## TASK PROMPT:
Leave every image behind and restate the data word for word.

## RECORDS SHOWN:
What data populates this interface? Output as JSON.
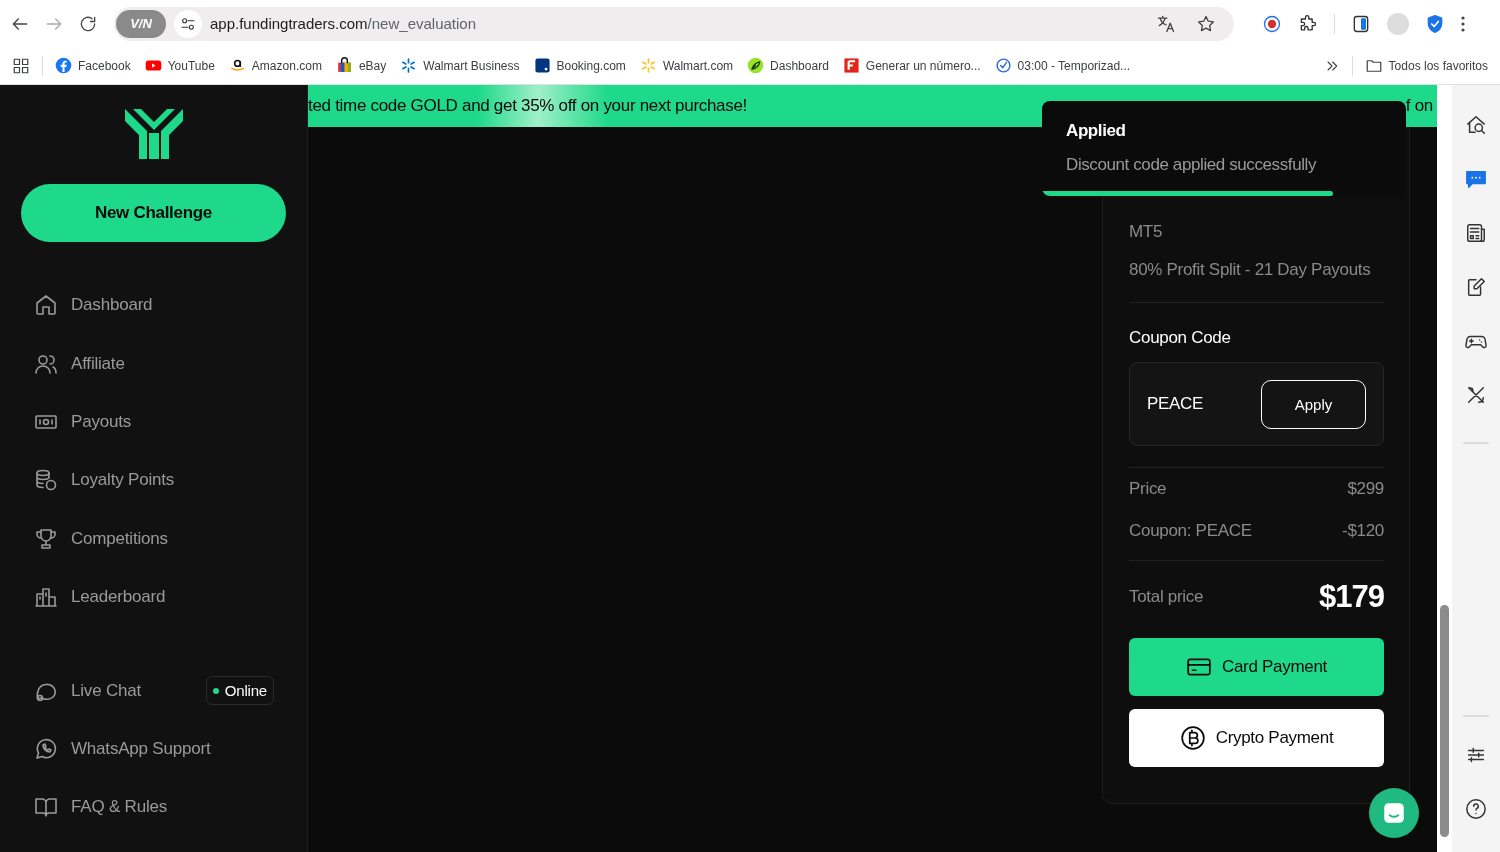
{
  "browser": {
    "vpn_badge": "V/N",
    "url_host": "app.fundingtraders.com",
    "url_path": "/new_evaluation",
    "bookmarks": [
      {
        "kind": "facebook",
        "label": "Facebook"
      },
      {
        "kind": "youtube",
        "label": "YouTube"
      },
      {
        "kind": "amazon",
        "label": "Amazon.com"
      },
      {
        "kind": "ebay",
        "label": "eBay"
      },
      {
        "kind": "spark",
        "label": "Walmart Business"
      },
      {
        "kind": "booking",
        "label": "Booking.com"
      },
      {
        "kind": "spark2",
        "label": "Walmart.com"
      },
      {
        "kind": "leaf",
        "label": "Dashboard"
      },
      {
        "kind": "letterf",
        "label": "Generar un número..."
      },
      {
        "kind": "timer",
        "label": "03:00 - Temporizad..."
      }
    ],
    "all_bookmarks": "Todos los favoritos"
  },
  "sidebar": {
    "new_challenge": "New Challenge",
    "items": [
      {
        "kind": "home",
        "label": "Dashboard"
      },
      {
        "kind": "users",
        "label": "Affiliate"
      },
      {
        "kind": "cash",
        "label": "Payouts"
      },
      {
        "kind": "coins",
        "label": "Loyalty Points"
      },
      {
        "kind": "trophy",
        "label": "Competitions"
      },
      {
        "kind": "podium",
        "label": "Leaderboard"
      }
    ],
    "support": [
      {
        "kind": "chat",
        "label": "Live Chat",
        "badge": "Online"
      },
      {
        "kind": "whatsapp",
        "label": "WhatsApp Support"
      },
      {
        "kind": "book",
        "label": "FAQ & Rules"
      }
    ]
  },
  "banner": {
    "text": "ted time code GOLD and get 35% off on your next purchase!",
    "tail": "f on"
  },
  "toast": {
    "title": "Applied",
    "message": "Discount code applied successfully",
    "level": 0.8
  },
  "order": {
    "details": [
      "MT5",
      "80% Profit Split - 21 Day Payouts"
    ],
    "coupon_heading": "Coupon Code",
    "coupon_value": "PEACE",
    "apply": "Apply",
    "lines": [
      {
        "label": "Price",
        "value": "$299"
      },
      {
        "label": "Coupon: PEACE",
        "value": "-$120"
      }
    ],
    "total": {
      "label": "Total price",
      "value": "$179"
    },
    "payments": [
      {
        "kind": "card",
        "label": "Card Payment"
      },
      {
        "kind": "crypto",
        "label": "Crypto Payment"
      }
    ]
  }
}
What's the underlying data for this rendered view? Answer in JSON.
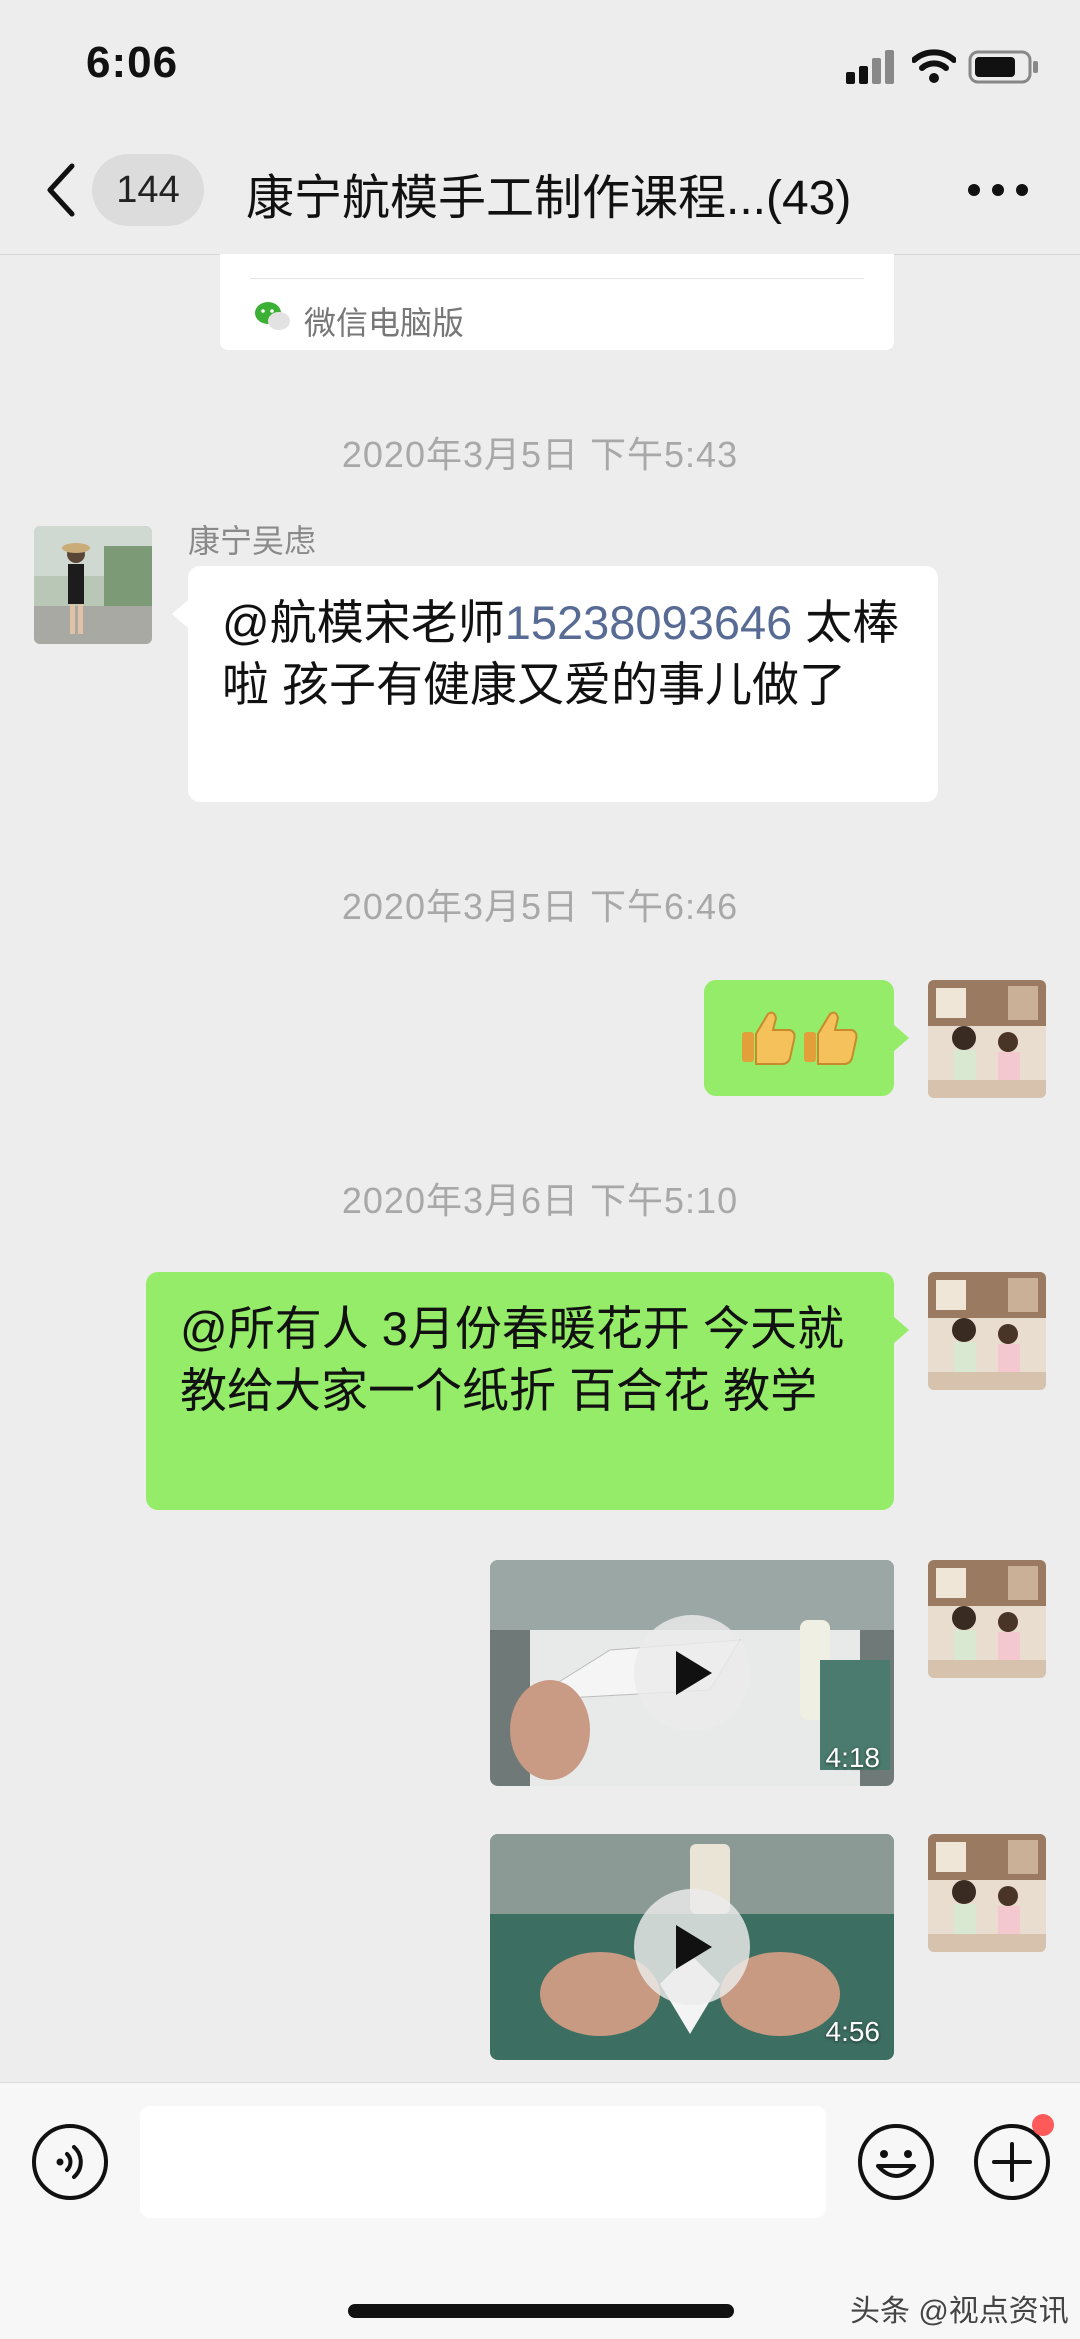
{
  "status_bar": {
    "time": "6:06"
  },
  "nav": {
    "unread_count": "144",
    "title": "康宁航模手工制作课程...(43)"
  },
  "card": {
    "source": "微信电脑版"
  },
  "messages": {
    "ts1": "2020年3月5日 下午5:43",
    "sender1_name": "康宁吴虑",
    "msg1_mention": "@航模宋老师",
    "msg1_phone": "15238093646",
    "msg1_rest": " 太棒啦 孩子有健康又爱的事儿做了",
    "ts2": "2020年3月5日 下午6:46",
    "msg2_emoji": "👍👍",
    "ts3": "2020年3月6日 下午5:10",
    "msg3_text": "@所有人 3月份春暖花开 今天就教给大家一个纸折 百合花 教学",
    "video1_duration": "4:18",
    "video2_duration": "4:56"
  },
  "watermark": "头条 @视点资讯",
  "icons": {
    "back": "chevron-left-icon",
    "more": "more-dots-icon",
    "voice": "voice-icon",
    "emoji": "emoji-icon",
    "plus": "plus-icon",
    "play": "play-icon"
  },
  "colors": {
    "background": "#ededed",
    "bubble_green": "#95ec69",
    "bubble_white": "#ffffff",
    "mention": "#576b95",
    "timestamp": "#a8a8a8"
  }
}
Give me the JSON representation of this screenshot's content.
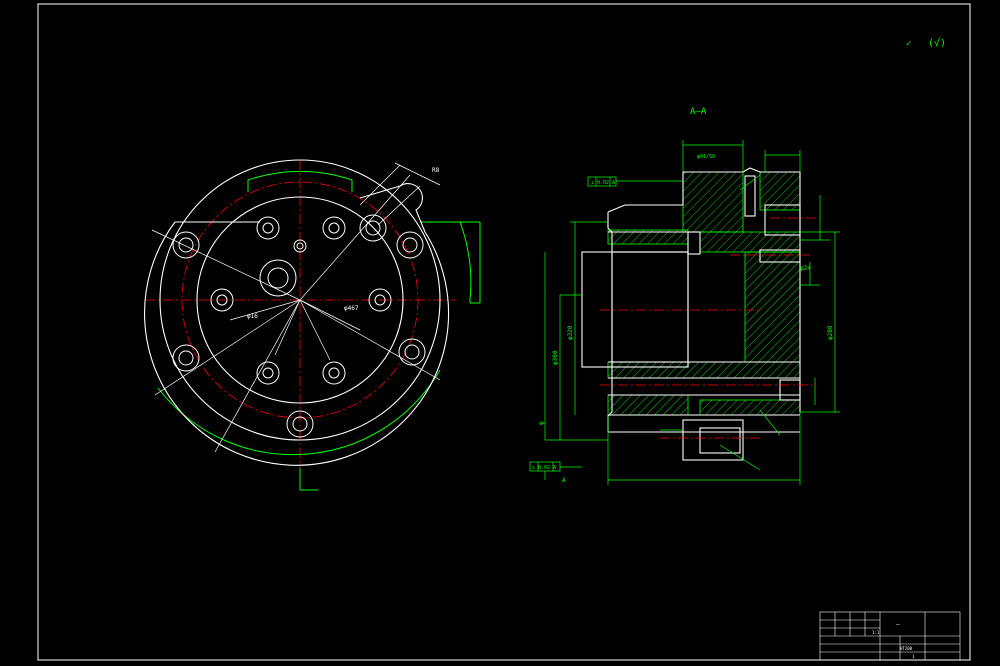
{
  "drawing": {
    "background": "#000000",
    "colors": {
      "outline": "#ffffff",
      "dimension": "#00ff00",
      "centerline": "#ff0000",
      "hatch": "#00ff00",
      "hidden": "#ffff00",
      "text_accent": "#ffff00"
    },
    "roughness_note": "(√)",
    "section_label": "A—A",
    "front_view": {
      "dim_bolt_circle": "φ16",
      "dim_pcd": "φ467",
      "dim_radius_left": "R8"
    },
    "section_view": {
      "dims_left": [
        "φ320",
        "φ360",
        "φ"
      ],
      "dims_right": [
        "φ280",
        "φ24"
      ],
      "dims_top": [
        "φ01/50"
      ],
      "dim_bottom": "",
      "tolerance_frames": [
        "⊥ 0.02 A",
        "◎ 0.02 A"
      ],
      "datum_label": "A"
    },
    "title_block": {
      "part_name": "—",
      "company": "",
      "scale": "1:1",
      "material": "HT200",
      "sheet": "1"
    }
  }
}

## SOLUTION TO THIS TASK:
What data populates this interface? Output as JSON.
{
  "browser": {
    "vpn_badge": "V/N",
    "url_host": "app.fundingtraders.com",
    "url_path": "/new_evaluation",
    "bookmarks": [
      {
        "kind": "facebook",
        "label": "Facebook"
      },
      {
        "kind": "youtube",
        "label": "YouTube"
      },
      {
        "kind": "amazon",
        "label": "Amazon.com"
      },
      {
        "kind": "ebay",
        "label": "eBay"
      },
      {
        "kind": "spark",
        "label": "Walmart Business"
      },
      {
        "kind": "booking",
        "label": "Booking.com"
      },
      {
        "kind": "spark2",
        "label": "Walmart.com"
      },
      {
        "kind": "leaf",
        "label": "Dashboard"
      },
      {
        "kind": "letterf",
        "label": "Generar un número..."
      },
      {
        "kind": "timer",
        "label": "03:00 - Temporizad..."
      }
    ],
    "all_bookmarks": "Todos los favoritos"
  },
  "sidebar": {
    "new_challenge": "New Challenge",
    "items": [
      {
        "kind": "home",
        "label": "Dashboard"
      },
      {
        "kind": "users",
        "label": "Affiliate"
      },
      {
        "kind": "cash",
        "label": "Payouts"
      },
      {
        "kind": "coins",
        "label": "Loyalty Points"
      },
      {
        "kind": "trophy",
        "label": "Competitions"
      },
      {
        "kind": "podium",
        "label": "Leaderboard"
      }
    ],
    "support": [
      {
        "kind": "chat",
        "label": "Live Chat",
        "badge": "Online"
      },
      {
        "kind": "whatsapp",
        "label": "WhatsApp Support"
      },
      {
        "kind": "book",
        "label": "FAQ & Rules"
      }
    ]
  },
  "banner": {
    "text": "ted time code GOLD and get 35% off on your next purchase!",
    "tail": "f on"
  },
  "toast": {
    "title": "Applied",
    "message": "Discount code applied successfully",
    "level": 0.8
  },
  "order": {
    "details": [
      "MT5",
      "80% Profit Split - 21 Day Payouts"
    ],
    "coupon_heading": "Coupon Code",
    "coupon_value": "PEACE",
    "apply": "Apply",
    "lines": [
      {
        "label": "Price",
        "value": "$299"
      },
      {
        "label": "Coupon: PEACE",
        "value": "-$120"
      }
    ],
    "total": {
      "label": "Total price",
      "value": "$179"
    },
    "payments": [
      {
        "kind": "card",
        "label": "Card Payment"
      },
      {
        "kind": "crypto",
        "label": "Crypto Payment"
      }
    ]
  }
}
What's the underlying data for this rendered view? Answer in JSON.
{
  "status_bar": {
    "time": "6:06"
  },
  "nav": {
    "unread_count": "144",
    "title": "康宁航模手工制作课程...(43)"
  },
  "card": {
    "source": "微信电脑版"
  },
  "messages": {
    "ts1": "2020年3月5日 下午5:43",
    "sender1_name": "康宁吴虑",
    "msg1_mention": "@航模宋老师",
    "msg1_phone": "15238093646",
    "msg1_rest": " 太棒啦 孩子有健康又爱的事儿做了",
    "ts2": "2020年3月5日 下午6:46",
    "msg2_emoji": "👍👍",
    "ts3": "2020年3月6日 下午5:10",
    "msg3_text": "@所有人 3月份春暖花开 今天就教给大家一个纸折 百合花 教学",
    "video1_duration": "4:18",
    "video2_duration": "4:56"
  },
  "watermark": "头条 @视点资讯",
  "icons": {
    "back": "chevron-left-icon",
    "more": "more-dots-icon",
    "voice": "voice-icon",
    "emoji": "emoji-icon",
    "plus": "plus-icon",
    "play": "play-icon"
  },
  "colors": {
    "background": "#ededed",
    "bubble_green": "#95ec69",
    "bubble_white": "#ffffff",
    "mention": "#576b95",
    "timestamp": "#a8a8a8"
  }
}
Give me the JSON representation of this screenshot's content.
{
  "drawing": {
    "background": "#000000",
    "colors": {
      "outline": "#ffffff",
      "dimension": "#00ff00",
      "centerline": "#ff0000",
      "hatch": "#00ff00",
      "hidden": "#ffff00",
      "text_accent": "#ffff00"
    },
    "roughness_note": "(√)",
    "section_label": "A—A",
    "front_view": {
      "dim_bolt_circle": "φ16",
      "dim_pcd": "φ467",
      "dim_radius_left": "R8"
    },
    "section_view": {
      "dims_left": [
        "φ320",
        "φ360",
        "φ"
      ],
      "dims_right": [
        "φ280",
        "φ24"
      ],
      "dims_top": [
        "φ01/50"
      ],
      "dim_bottom": "",
      "tolerance_frames": [
        "⊥ 0.02 A",
        "◎ 0.02 A"
      ],
      "datum_label": "A"
    },
    "title_block": {
      "part_name": "—",
      "company": "",
      "scale": "1:1",
      "material": "HT200",
      "sheet": "1"
    }
  }
}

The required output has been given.